“It is crazy!” Winters admits. “So they had a couple of men that were in their house and I met those guys and there were some weird, hinky prostitution things going on… and I had told my friends who were the sheriff and the sheriff’s deputy that this dude is wackadoo. But at the same time, you’re like, am I keying into something because he’s transgendered or is it just a different lifestyle than what I live? In Montana, we very much have this live-and-let-live lifestyle. And so everybody is keyed in on him from the police department standpoint but he hasn’t done anything. So it turned out that he killed the two dudes who were living with them and was embezzling money from their bank accounts. They think that he would take these men from like Craigslist or Facebook… and kill them and take their money, and that’s how they were sustaining their lifestyle. He and his girlfriend had had 4, 5, 6 children throughout their relationship, and CTS had taken the kids in California, then they moved to Wyoming, then Montana, but they think that they were kind of killing the whole way and taking these single, older men’s incomes and signing their checks and taking their money.
“They caught the guy in 2017. I was actually in Florida when it happened, and my friend who is the deputy called and he was like, ‘Where would you guys hide a body?’ And I was like, ‘Hey, hypothetical? Or do you think I killed somebody?’ because I know I Google some weird shit. And he was like, ‘No. I’m standing in your neighbor’s acreage yard and we’re looking for remains.’ So we just kind of answered some questions and the FBI and all of these people got involved, and the guy was arrested, obviously. He tried to hire a hit man from jail to kill his girlfriend/wife/lady because she was the only one that can testify against him. Twice, he tried to hire a hit man. So I just got done writing that one, and that one comes out in May.”
“I fictionalized it obviously, …but it’s based on that story and my interactions with him,” Winters says. “It’s just such a crazy, crazy story.

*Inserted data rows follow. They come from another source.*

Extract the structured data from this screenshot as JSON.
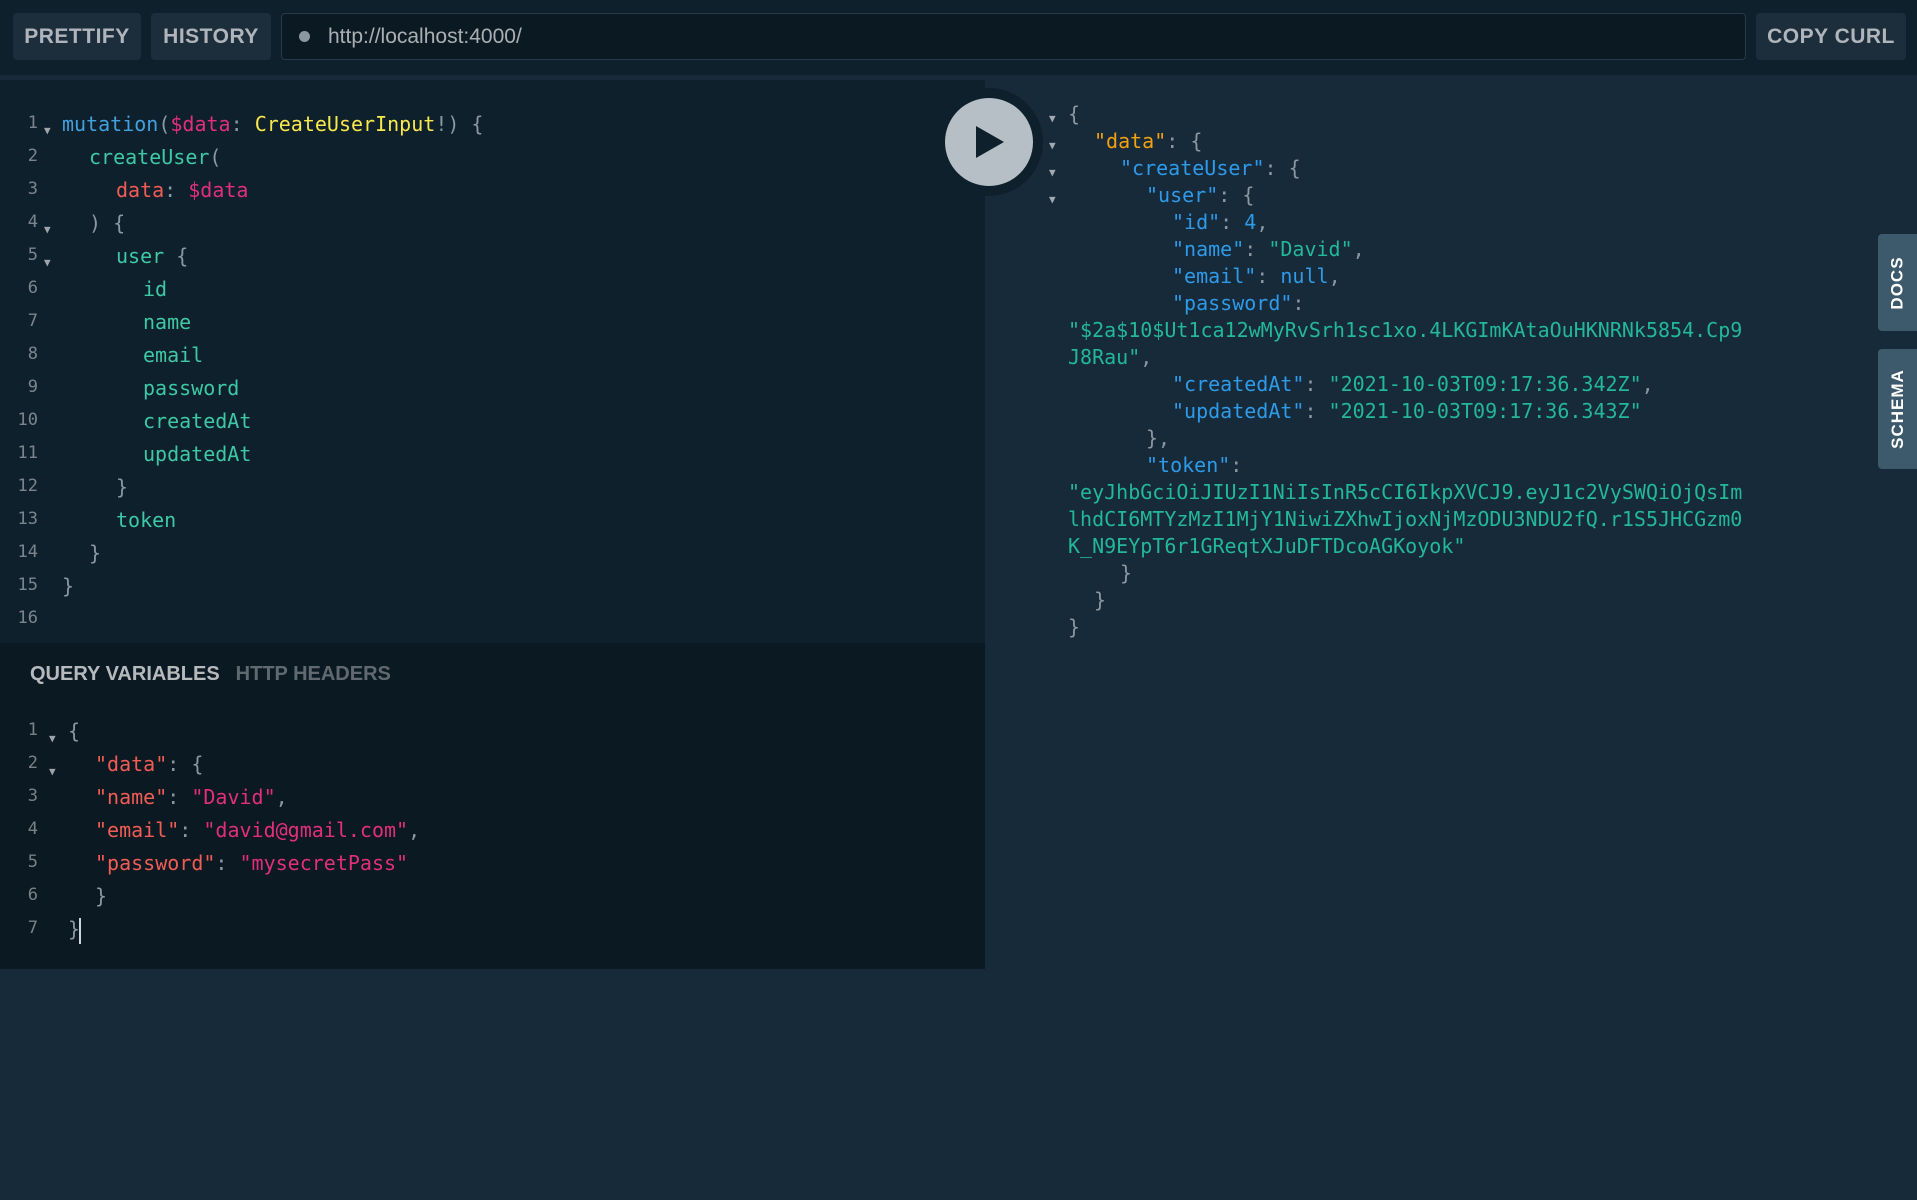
{
  "toolbar": {
    "prettify_label": "PRETTIFY",
    "history_label": "HISTORY",
    "url": "http://localhost:4000/",
    "copy_curl_label": "COPY CURL"
  },
  "side_tabs": {
    "docs": "DOCS",
    "schema": "SCHEMA"
  },
  "query_editor": {
    "line_numbers": [
      "1",
      "2",
      "3",
      "4",
      "5",
      "6",
      "7",
      "8",
      "9",
      "10",
      "11",
      "12",
      "13",
      "14",
      "15",
      "16"
    ],
    "l1": {
      "kw": "mutation",
      "p1": "(",
      "var": "$data",
      "p2": ": ",
      "type": "CreateUserInput",
      "p3": "!) {"
    },
    "l2": {
      "field": "createUser",
      "p": "("
    },
    "l3": {
      "arg": "data",
      "p": ": ",
      "var": "$data"
    },
    "l4": ") {",
    "l5": {
      "field": "user",
      "p": " {"
    },
    "fields": [
      "id",
      "name",
      "email",
      "password",
      "createdAt",
      "updatedAt"
    ],
    "l12": "}",
    "l13": "token",
    "l14": "}",
    "l15": "}"
  },
  "variables_panel": {
    "tab_active": "QUERY VARIABLES",
    "tab_inactive": "HTTP HEADERS",
    "line_numbers": [
      "1",
      "2",
      "3",
      "4",
      "5",
      "6",
      "7"
    ],
    "l1": "{",
    "l2": {
      "key": "\"data\"",
      "p": ": {"
    },
    "l3": {
      "key": "\"name\"",
      "p": ": ",
      "val": "\"David\"",
      "c": ","
    },
    "l4": {
      "key": "\"email\"",
      "p": ": ",
      "val": "\"david@gmail.com\"",
      "c": ","
    },
    "l5": {
      "key": "\"password\"",
      "p": ": ",
      "val": "\"mysecretPass\""
    },
    "l6": "}",
    "l7": "}"
  },
  "result": {
    "open": "{",
    "data_key": "\"data\"",
    "createUser_key": "\"createUser\"",
    "user_key": "\"user\"",
    "id_key": "\"id\"",
    "id_val": "4",
    "name_key": "\"name\"",
    "name_val": "\"David\"",
    "email_key": "\"email\"",
    "email_val": "null",
    "password_key": "\"password\"",
    "password_val_1": "\"$2a$10$Ut1ca12wMyRvSrh1sc1xo.4LKGImKAtaOuHKNRNk5854.Cp9",
    "password_val_2": "J8Rau\"",
    "createdAt_key": "\"createdAt\"",
    "createdAt_val": "\"2021-10-03T09:17:36.342Z\"",
    "updatedAt_key": "\"updatedAt\"",
    "updatedAt_val": "\"2021-10-03T09:17:36.343Z\"",
    "user_close": "},",
    "token_key": "\"token\"",
    "token_val_1": "\"eyJhbGciOiJIUzI1NiIsInR5cCI6IkpXVCJ9.eyJ1c2VySWQiOjQsIm",
    "token_val_2": "lhdCI6MTYzMzI1MjY1NiwiZXhwIjoxNjMzODU3NDU2fQ.r1S5JHCGzm0",
    "token_val_3": "K_N9EYpT6r1GReqtXJuDFTDcoAGKoyok\"",
    "close1": "}",
    "close2": "}",
    "close3": "}"
  },
  "icons": {
    "play": "play-icon",
    "status_dot": "status-dot-icon",
    "fold": "fold-arrow-icon"
  },
  "colors": {
    "background": "#172a3a",
    "panel": "#0f202d",
    "accent": "#3ec8a4"
  }
}
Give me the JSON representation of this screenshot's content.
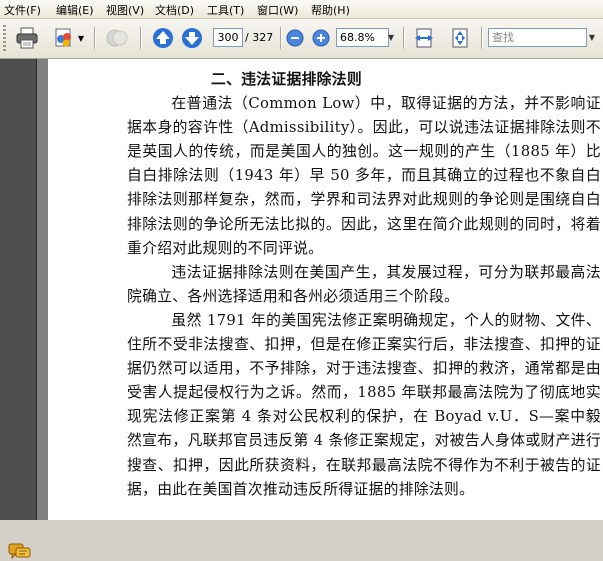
{
  "menu": [
    {
      "label": "文件(F)"
    },
    {
      "label": "编辑(E)"
    },
    {
      "label": "视图(V)"
    },
    {
      "label": "文档(D)"
    },
    {
      "label": "工具(T)"
    },
    {
      "label": "窗口(W)"
    },
    {
      "label": "帮助(H)"
    }
  ],
  "toolbar": {
    "current_page": "300",
    "total_pages": "/ 327",
    "zoom": "68.8%",
    "search_placeholder": "查找"
  },
  "icons": {
    "print": "print-icon",
    "collaborate": "collaborate-icon",
    "comment": "comment-icon",
    "prev": "arrow-up-icon",
    "next": "arrow-down-icon",
    "zoom_out": "minus-icon",
    "zoom_in": "plus-icon",
    "fit_width": "fit-width-icon",
    "fit_page": "fit-page-icon",
    "sidebar_comment": "comments-icon"
  },
  "colors": {
    "accent": "#2a6fd6",
    "panel": "#4e4e4e",
    "comment_icon": "#e0a020"
  },
  "document": {
    "heading": "二、违法证据排除法则",
    "paragraphs": [
      "在普通法（Common Low）中，取得证据的方法，并不影响证据本身的容许性（Admissibility）。因此，可以说违法证据排除法则不是英国人的传统，而是美国人的独创。这一规则的产生（1885 年）比自白排除法则（1943 年）早 50 多年，而且其确立的过程也不象自白排除法则那样复杂，然而，学界和司法界对此规则的争论则是围绕自白排除法则的争论所无法比拟的。因此，这里在简介此规则的同时，将着重介绍对此规则的不同评说。",
      "违法证据排除法则在美国产生，其发展过程，可分为联邦最高法院确立、各州选择适用和各州必须适用三个阶段。",
      "虽然 1791 年的美国宪法修正案明确规定，个人的财物、文件、住所不受非法搜查、扣押，但是在修正案实行后，非法搜查、扣押的证据仍然可以适用，不予排除，对于违法搜查、扣押的救济，通常都是由受害人提起侵权行为之诉。然而，1885 年联邦最高法院为了彻底地实现宪法修正案第 4 条对公民权利的保护，在 Boyad v.U．S—案中毅然宣布，凡联邦官员违反第 4 条修正案规定，对被告人身体或财产进行搜查、扣押，因此所获资料，在联邦最高法院不得作为不利于被告的证据，由此在美国首次推动违反所得证据的排除法则。"
    ]
  }
}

And every time I would see this guy, because he was just down the road, he would say, ‘You’re going to write my story someday.’ And yeah; it gives me chills, but I actually did end up writing his story.”
Hardy was convicted in May 2019 of double homicide of Thomas Korjack, 62, and Robert Orozco, 37. The bodies of the two men were never officially recovered and no death certificates were ever issued.
The author recently wrapped up another real-life first, a frustrating court case against an out-of-state online stalker who attempted to slander her, often in outrageous ways.
“It was bad and it was ugly and it was expensive,” she admits. “They were pulling stuff from my books and trying to discredit me. I had death threats on email. I did get a restraining order and I just settled because it would have gone on and on and on.”
Through it all, Winters not only knocks out four to five books a year, she also serves as business director for Self-Publishing Services, a Missoula-based self-publishing house she created with editorial director Clare Wood.
As usual, all of her future Harlequins will be set in Montana and feature female characters her grandmother could only dream about.
“I’m proud to be reinventing this genre in a way that puts women and women’s rights and the right to choose in the forefront,” Winters says. “As a brand, Harlequin definitely still has that feel to it sometimes; that older generation of writers who are still writing those kinds of soft, demure female characters. I have such a moral animosity toward that. I stick to my guns on very few things, but power women are something that I do and will constantly, forever write, because I am one!”
Learn more about Winters and her book list on their official author page at AuthorDanicaWinters.com.